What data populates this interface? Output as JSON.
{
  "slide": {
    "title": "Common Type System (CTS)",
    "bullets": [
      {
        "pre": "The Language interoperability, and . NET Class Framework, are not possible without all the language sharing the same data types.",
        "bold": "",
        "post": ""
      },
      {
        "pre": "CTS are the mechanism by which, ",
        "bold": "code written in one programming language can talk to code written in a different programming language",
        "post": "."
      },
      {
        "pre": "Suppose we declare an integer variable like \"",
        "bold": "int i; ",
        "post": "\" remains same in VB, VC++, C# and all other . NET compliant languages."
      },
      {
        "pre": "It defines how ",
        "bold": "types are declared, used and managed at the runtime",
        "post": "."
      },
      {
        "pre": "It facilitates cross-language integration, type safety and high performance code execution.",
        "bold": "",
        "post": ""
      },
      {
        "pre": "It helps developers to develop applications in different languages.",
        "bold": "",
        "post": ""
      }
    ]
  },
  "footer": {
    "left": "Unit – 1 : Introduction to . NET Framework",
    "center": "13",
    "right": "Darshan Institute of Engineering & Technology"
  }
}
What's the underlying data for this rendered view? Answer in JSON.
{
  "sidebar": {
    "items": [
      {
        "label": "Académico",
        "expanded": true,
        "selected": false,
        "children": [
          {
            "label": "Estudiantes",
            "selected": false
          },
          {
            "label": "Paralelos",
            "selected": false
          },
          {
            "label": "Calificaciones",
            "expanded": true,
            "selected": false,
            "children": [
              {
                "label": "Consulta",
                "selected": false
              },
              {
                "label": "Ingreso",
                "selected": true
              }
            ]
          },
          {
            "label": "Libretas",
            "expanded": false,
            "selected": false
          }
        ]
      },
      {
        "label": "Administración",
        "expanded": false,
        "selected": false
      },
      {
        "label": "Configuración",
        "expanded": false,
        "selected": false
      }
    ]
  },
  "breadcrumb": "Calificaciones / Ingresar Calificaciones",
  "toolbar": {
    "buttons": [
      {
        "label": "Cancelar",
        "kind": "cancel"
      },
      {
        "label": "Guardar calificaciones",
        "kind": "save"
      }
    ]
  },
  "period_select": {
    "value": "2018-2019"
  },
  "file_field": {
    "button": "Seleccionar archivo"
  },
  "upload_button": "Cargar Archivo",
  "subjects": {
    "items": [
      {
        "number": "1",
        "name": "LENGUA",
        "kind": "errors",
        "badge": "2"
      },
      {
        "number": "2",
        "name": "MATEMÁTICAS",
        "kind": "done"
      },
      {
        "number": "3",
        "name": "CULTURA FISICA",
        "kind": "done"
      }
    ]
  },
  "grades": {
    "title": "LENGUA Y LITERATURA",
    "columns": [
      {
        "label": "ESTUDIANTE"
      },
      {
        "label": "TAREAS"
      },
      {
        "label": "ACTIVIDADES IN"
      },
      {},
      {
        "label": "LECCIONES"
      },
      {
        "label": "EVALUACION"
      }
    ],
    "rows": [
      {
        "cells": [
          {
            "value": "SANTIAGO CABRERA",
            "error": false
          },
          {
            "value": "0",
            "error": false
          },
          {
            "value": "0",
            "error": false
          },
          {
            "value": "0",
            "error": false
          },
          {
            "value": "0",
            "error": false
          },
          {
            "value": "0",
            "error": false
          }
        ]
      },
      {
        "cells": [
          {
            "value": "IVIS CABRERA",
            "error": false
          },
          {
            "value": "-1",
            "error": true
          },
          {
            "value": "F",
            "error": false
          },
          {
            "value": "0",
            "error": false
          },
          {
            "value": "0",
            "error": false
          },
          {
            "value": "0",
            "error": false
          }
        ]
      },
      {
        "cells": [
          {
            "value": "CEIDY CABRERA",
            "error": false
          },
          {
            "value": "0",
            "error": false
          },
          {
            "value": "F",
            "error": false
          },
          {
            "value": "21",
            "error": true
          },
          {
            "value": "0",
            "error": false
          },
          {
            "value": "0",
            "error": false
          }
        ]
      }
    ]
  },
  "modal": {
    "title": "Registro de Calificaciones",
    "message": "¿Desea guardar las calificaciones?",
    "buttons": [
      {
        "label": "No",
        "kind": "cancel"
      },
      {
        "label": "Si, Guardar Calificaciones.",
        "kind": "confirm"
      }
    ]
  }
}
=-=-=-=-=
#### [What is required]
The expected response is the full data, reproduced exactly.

#### [Solution]
What data populates this interface? Output as JSON.
{
  "slide": {
    "title": "Common Type System (CTS)",
    "bullets": [
      {
        "pre": "The Language interoperability, and . NET Class Framework, are not possible without all the language sharing the same data types.",
        "bold": "",
        "post": ""
      },
      {
        "pre": "CTS are the mechanism by which, ",
        "bold": "code written in one programming language can talk to code written in a different programming language",
        "post": "."
      },
      {
        "pre": "Suppose we declare an integer variable like \"",
        "bold": "int i; ",
        "post": "\" remains same in VB, VC++, C# and all other . NET compliant languages."
      },
      {
        "pre": "It defines how ",
        "bold": "types are declared, used and managed at the runtime",
        "post": "."
      },
      {
        "pre": "It facilitates cross-language integration, type safety and high performance code execution.",
        "bold": "",
        "post": ""
      },
      {
        "pre": "It helps developers to develop applications in different languages.",
        "bold": "",
        "post": ""
      }
    ]
  },
  "footer": {
    "left": "Unit – 1 : Introduction to . NET Framework",
    "center": "13",
    "right": "Darshan Institute of Engineering & Technology"
  }
}
What's the underlying data for this rendered view? Answer in JSON.
{
  "sidebar": {
    "items": [
      {
        "label": "Académico",
        "expanded": true,
        "selected": false,
        "children": [
          {
            "label": "Estudiantes",
            "selected": false
          },
          {
            "label": "Paralelos",
            "selected": false
          },
          {
            "label": "Calificaciones",
            "expanded": true,
            "selected": false,
            "children": [
              {
                "label": "Consulta",
                "selected": false
              },
              {
                "label": "Ingreso",
                "selected": true
              }
            ]
          },
          {
            "label": "Libretas",
            "expanded": false,
            "selected": false
          }
        ]
      },
      {
        "label": "Administración",
        "expanded": false,
        "selected": false
      },
      {
        "label": "Configuración",
        "expanded": false,
        "selected": false
      }
    ]
  },
  "breadcrumb": "Calificaciones / Ingresar Calificaciones",
  "toolbar": {
    "buttons": [
      {
        "label": "Cancelar",
        "kind": "cancel"
      },
      {
        "label": "Guardar calificaciones",
        "kind": "save"
      }
    ]
  },
  "period_select": {
    "value": "2018-2019"
  },
  "file_field": {
    "button": "Seleccionar archivo"
  },
  "upload_button": "Cargar Archivo",
  "subjects": {
    "items": [
      {
        "number": "1",
        "name": "LENGUA",
        "kind": "errors",
        "badge": "2"
      },
      {
        "number": "2",
        "name": "MATEMÁTICAS",
        "kind": "done"
      },
      {
        "number": "3",
        "name": "CULTURA FISICA",
        "kind": "done"
      }
    ]
  },
  "grades": {
    "title": "LENGUA Y LITERATURA",
    "columns": [
      {
        "label": "ESTUDIANTE"
      },
      {
        "label": "TAREAS"
      },
      {
        "label": "ACTIVIDADES IN"
      },
      {},
      {
        "label": "LECCIONES"
      },
      {
        "label": "EVALUACION"
      }
    ],
    "rows": [
      {
        "cells": [
          {
            "value": "SANTIAGO CABRERA",
            "error": false
          },
          {
            "value": "0",
            "error": false
          },
          {
            "value": "0",
            "error": false
          },
          {
            "value": "0",
            "error": false
          },
          {
            "value": "0",
            "error": false
          },
          {
            "value": "0",
            "error": false
          }
        ]
      },
      {
        "cells": [
          {
            "value": "IVIS CABRERA",
            "error": false
          },
          {
            "value": "-1",
            "error": true
          },
          {
            "value": "F",
            "error": false
          },
          {
            "value": "0",
            "error": false
          },
          {
            "value": "0",
            "error": false
          },
          {
            "value": "0",
            "error": false
          }
        ]
      },
      {
        "cells": [
          {
            "value": "CEIDY CABRERA",
            "error": false
          },
          {
            "value": "0",
            "error": false
          },
          {
            "value": "F",
            "error": false
          },
          {
            "value": "21",
            "error": true
          },
          {
            "value": "0",
            "error": false
          },
          {
            "value": "0",
            "error": false
          }
        ]
      }
    ]
  },
  "modal": {
    "title": "Registro de Calificaciones",
    "message": "¿Desea guardar las calificaciones?",
    "buttons": [
      {
        "label": "No",
        "kind": "cancel"
      },
      {
        "label": "Si, Guardar Calificaciones.",
        "kind": "confirm"
      }
    ]
  }
}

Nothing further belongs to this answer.